Activity:
Go over the listing that follows and work out how many lines have the string "Format"; reply with the number by itself.

Provided data:
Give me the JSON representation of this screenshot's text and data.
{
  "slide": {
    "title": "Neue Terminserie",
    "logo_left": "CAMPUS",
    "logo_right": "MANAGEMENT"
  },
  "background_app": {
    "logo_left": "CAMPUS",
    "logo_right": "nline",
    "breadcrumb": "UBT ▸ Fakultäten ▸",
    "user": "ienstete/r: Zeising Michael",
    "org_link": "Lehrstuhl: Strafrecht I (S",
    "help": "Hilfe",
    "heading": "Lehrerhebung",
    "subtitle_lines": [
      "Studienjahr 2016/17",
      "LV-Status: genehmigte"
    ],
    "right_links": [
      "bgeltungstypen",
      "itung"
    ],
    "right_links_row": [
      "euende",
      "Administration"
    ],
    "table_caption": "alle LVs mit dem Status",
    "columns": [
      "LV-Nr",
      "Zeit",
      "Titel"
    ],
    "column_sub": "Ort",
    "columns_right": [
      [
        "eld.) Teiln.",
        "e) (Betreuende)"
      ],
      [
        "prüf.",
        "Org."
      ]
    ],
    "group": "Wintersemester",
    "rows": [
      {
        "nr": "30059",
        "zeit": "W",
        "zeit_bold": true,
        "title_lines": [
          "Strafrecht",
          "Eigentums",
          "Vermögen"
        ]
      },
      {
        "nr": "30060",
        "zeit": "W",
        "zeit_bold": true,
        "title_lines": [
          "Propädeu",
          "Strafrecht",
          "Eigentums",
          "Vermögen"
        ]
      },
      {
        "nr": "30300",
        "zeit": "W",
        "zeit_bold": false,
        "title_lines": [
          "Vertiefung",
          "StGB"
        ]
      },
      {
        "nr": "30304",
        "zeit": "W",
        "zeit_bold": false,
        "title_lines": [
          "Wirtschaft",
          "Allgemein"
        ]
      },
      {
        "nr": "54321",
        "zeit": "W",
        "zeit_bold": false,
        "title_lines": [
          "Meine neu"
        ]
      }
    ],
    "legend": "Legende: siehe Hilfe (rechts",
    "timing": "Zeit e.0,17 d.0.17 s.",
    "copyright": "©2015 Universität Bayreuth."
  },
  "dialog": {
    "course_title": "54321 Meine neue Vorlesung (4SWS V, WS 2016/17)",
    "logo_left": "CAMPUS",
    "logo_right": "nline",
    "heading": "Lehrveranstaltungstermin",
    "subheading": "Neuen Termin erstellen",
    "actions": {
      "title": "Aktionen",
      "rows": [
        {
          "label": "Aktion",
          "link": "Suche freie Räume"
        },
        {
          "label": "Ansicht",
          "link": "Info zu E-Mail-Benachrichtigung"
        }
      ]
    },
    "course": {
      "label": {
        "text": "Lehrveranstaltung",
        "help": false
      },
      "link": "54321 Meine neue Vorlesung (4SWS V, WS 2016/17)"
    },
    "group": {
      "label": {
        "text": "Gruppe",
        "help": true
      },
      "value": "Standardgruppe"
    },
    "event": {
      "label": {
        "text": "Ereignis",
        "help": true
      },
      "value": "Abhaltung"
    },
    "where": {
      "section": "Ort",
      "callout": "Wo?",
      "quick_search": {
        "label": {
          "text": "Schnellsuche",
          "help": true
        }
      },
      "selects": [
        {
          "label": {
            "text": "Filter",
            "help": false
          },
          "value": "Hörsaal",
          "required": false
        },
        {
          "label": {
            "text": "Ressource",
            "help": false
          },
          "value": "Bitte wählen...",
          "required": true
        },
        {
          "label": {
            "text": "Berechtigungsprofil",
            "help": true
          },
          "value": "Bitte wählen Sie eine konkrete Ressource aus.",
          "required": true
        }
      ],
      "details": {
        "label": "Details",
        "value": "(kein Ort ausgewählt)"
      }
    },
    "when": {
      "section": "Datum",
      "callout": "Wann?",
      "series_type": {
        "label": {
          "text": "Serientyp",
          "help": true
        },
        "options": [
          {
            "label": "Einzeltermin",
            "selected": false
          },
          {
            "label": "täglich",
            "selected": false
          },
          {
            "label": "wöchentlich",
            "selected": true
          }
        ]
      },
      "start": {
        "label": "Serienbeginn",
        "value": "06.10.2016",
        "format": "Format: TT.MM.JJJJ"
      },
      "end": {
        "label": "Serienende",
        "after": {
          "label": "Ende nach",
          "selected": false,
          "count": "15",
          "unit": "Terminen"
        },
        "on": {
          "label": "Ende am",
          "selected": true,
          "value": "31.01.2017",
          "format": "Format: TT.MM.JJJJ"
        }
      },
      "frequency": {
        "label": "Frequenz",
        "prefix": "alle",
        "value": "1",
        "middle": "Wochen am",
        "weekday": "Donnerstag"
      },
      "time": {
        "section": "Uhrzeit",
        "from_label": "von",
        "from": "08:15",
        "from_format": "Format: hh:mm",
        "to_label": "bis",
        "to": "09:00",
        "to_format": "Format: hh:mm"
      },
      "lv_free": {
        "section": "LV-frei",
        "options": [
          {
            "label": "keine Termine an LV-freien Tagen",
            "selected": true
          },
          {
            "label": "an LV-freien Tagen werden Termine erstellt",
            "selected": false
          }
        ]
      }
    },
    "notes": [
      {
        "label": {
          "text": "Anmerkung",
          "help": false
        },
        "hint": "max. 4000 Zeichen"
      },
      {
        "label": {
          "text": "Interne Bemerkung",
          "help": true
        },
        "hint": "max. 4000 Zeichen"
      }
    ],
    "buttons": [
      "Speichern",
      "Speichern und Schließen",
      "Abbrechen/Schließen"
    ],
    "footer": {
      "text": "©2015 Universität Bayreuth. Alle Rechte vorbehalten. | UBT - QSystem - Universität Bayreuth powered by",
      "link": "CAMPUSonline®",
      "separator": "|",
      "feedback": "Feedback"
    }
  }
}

Solution to this task:
4